“I have four sons and thirteen grandchildren. It is forty years since I hung up my cloak and dagger. I wrote my first three books while I was a spook; I wrote the next eighteen after I was at large.”

“A good writer is an expert on nothing except himself. And on that subject, if he is wise, he holds his tongue. Some of you may wonder why I am reluctant to submit to interviews on television and radio and in the press. The answer is that nothing that I write is authentic. It is the stuff of dreams, not reality. Yet I am treated by the media as though I wrote espionage handbooks.”

“And to a point I am flattered that my fabulations are taken so seriously. Yet I also despise myself in the fake role of guru, since it bears no relation to who I am or what I do. Artists, in my experience, have very little centre. They fake. They are not the real thing. They are spies. I am no exception.”

“Thank you for your interest, your support, and kind words. Happily, I am deeply engrossed in a new novel. Sadly, this means that I can no longer devote the time and care necessary to responding to enquiries on this website. Please accept my sincere apologies, and address any professional problems you may have to my agents, Messrs Curtis Brown. With best wishes, John le Carre

Chris Benjamin said...

You're right, many bestsellers are actually very good. But looking at the tops of bestseller lists today I also see a lot of junk.

Regardless, as to your original point to Charles: I believe it was Samuel Beckett who said a writer never stops failing, but only learns to fail better.

ivan@creativewriting.ca said...

...Trying to remember a Bob Dylan lyric,

"There's no success in failure,
And that failure is no success at all."
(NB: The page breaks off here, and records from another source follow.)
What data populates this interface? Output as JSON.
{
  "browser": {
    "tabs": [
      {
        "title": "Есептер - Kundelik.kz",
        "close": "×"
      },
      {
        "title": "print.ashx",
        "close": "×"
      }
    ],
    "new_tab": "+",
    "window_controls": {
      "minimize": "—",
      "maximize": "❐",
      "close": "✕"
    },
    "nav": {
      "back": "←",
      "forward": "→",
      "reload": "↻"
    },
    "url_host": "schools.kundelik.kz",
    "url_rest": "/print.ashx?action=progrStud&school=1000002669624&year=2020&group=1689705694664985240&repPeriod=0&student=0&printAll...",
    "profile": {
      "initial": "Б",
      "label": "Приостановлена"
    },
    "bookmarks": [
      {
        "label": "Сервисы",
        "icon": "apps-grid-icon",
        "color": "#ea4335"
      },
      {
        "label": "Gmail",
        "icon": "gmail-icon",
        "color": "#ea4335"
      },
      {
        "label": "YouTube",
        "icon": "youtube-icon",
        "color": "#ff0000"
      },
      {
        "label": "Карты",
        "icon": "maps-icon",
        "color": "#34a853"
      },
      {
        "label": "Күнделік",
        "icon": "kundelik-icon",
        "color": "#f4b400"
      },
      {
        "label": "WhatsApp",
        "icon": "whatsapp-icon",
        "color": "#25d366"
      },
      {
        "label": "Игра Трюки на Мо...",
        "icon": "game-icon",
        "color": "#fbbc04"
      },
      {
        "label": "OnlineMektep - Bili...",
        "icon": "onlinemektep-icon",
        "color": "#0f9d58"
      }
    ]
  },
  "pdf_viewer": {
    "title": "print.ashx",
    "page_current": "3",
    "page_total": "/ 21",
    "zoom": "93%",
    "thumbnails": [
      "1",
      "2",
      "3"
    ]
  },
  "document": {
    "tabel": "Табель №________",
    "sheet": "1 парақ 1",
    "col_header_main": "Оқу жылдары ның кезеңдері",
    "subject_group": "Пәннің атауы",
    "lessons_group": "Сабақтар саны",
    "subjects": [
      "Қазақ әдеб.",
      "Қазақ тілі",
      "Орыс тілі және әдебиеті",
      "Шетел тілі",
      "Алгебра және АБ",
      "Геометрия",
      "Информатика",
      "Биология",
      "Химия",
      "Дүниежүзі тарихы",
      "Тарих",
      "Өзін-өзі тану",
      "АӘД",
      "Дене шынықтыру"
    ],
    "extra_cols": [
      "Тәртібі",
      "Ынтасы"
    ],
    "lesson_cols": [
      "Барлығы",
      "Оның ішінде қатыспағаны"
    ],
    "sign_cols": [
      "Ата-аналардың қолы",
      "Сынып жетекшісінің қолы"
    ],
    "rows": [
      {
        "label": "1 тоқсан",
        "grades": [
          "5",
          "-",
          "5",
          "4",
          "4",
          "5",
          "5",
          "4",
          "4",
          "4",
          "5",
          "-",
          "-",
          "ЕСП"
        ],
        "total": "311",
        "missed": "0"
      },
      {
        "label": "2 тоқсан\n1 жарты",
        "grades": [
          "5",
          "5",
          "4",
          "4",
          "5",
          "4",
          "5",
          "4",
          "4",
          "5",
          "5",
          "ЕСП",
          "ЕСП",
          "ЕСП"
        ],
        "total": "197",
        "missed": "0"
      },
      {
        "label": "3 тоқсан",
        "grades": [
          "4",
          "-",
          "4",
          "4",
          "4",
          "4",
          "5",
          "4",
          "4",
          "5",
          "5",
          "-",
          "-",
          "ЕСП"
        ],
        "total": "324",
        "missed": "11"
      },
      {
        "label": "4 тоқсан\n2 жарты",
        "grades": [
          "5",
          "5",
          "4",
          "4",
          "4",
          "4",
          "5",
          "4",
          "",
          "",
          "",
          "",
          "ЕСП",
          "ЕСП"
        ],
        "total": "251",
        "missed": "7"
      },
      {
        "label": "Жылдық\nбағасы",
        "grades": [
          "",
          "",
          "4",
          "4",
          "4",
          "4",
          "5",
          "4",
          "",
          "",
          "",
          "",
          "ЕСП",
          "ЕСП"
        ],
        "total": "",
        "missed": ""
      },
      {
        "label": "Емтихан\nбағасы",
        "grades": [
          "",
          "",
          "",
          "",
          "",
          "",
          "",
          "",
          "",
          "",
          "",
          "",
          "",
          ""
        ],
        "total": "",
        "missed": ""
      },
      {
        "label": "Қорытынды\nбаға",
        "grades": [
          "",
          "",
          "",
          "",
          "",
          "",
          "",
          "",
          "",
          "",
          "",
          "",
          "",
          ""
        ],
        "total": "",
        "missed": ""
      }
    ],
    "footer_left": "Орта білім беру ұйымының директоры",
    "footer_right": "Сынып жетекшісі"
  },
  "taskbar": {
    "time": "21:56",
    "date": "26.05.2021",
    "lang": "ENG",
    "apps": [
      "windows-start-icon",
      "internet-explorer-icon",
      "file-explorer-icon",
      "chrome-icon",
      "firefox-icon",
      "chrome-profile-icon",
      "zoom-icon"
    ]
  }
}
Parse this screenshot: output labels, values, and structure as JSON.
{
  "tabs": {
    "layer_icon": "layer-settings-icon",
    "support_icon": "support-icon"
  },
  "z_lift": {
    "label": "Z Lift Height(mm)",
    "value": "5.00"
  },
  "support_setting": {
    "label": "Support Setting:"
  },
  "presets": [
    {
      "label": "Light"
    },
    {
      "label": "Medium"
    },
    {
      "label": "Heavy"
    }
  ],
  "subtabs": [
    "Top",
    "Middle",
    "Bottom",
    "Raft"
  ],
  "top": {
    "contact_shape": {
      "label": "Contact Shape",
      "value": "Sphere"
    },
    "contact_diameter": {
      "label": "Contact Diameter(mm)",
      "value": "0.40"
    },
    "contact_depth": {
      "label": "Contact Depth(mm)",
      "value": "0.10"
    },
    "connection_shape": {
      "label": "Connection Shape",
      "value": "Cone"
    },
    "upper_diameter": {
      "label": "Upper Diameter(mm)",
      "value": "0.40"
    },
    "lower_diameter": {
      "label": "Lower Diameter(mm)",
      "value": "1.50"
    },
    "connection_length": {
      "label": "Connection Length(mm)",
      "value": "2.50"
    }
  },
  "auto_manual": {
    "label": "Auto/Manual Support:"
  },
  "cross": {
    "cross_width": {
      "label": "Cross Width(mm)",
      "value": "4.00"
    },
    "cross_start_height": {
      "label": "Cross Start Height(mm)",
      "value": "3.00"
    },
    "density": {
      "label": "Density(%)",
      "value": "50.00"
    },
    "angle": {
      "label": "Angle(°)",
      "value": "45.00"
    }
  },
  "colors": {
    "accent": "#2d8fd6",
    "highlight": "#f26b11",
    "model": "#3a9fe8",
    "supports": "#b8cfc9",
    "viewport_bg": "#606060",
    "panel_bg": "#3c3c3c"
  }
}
ivan@creativewriting.ca said...

Whoops! Misquote.

Should read,

"There's no success like failure.
And that failure is no success at all."